The SASAC conducted on-site inspections of 5,684 central SOEs and their subsidiaries and submitted 1,362 reports to the State Council, China's cabinet.
The SASAC found 12,226 problems and risks at these SOEs in the past three years, the commission said in a report on its website on Wednesday.
The risks include disciplinary violations, defective internal controls and encroachment on State-owned equity, according to the report.
Some enterprises violated regulations by carrying out bulk commodity trade finance, providing tender guarantees and offering extra salaries and bonuses, said the commission.
Defective internal control issues involve bidding and tendering systems that are not being strictly managed, flawed internal supervision and key approval process reduced to mere formalities.
Impairment of State-owned equity was shown in blind "going global" moves, improper management of offshore assets and transferring profits to other independent companies.
The State Council told the SASAC to play a more important role in urging SOEs to preserve or maintain the value of State-owned capital, prevent the loss of that capital and improve SOEs quality and efficiency, the SASAC said.

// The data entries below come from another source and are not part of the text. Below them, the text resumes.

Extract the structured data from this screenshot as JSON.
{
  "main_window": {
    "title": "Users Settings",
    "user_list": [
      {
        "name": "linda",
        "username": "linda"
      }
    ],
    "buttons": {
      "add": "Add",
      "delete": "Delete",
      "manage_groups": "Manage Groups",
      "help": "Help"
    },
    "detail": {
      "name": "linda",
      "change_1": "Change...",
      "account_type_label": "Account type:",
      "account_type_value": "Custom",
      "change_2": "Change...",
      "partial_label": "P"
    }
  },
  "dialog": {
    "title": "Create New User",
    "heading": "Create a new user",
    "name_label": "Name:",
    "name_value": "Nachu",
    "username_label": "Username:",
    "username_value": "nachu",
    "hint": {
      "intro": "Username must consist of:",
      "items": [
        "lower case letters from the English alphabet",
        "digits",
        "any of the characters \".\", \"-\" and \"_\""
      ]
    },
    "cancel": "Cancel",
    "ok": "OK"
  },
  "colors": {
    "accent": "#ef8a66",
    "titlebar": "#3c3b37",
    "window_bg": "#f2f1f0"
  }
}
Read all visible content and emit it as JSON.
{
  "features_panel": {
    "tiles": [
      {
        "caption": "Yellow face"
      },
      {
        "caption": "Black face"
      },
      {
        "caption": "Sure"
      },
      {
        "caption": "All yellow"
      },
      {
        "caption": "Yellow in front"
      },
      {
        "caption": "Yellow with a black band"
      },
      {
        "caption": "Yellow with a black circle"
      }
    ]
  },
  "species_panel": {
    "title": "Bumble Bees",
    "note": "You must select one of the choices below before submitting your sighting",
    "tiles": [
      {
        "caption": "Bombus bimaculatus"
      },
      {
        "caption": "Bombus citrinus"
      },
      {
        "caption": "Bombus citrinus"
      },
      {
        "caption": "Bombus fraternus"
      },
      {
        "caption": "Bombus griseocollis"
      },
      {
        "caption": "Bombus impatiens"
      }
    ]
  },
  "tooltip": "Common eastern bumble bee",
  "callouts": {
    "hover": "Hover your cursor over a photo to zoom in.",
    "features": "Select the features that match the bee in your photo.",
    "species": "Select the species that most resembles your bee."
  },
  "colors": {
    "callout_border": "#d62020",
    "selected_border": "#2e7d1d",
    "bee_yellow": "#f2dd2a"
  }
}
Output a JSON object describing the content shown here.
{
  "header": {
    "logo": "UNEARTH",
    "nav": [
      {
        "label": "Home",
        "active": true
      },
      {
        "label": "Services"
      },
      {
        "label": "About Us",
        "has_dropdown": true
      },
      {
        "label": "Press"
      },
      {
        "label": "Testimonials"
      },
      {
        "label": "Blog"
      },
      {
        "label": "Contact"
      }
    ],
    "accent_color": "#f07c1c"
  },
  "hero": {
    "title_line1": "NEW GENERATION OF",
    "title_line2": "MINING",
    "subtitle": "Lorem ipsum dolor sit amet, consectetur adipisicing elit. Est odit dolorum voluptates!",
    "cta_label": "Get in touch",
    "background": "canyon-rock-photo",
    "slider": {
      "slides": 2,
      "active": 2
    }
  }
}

The commission will improve the supervision mechanism and strengthen management to boost the sound development of central SOEs.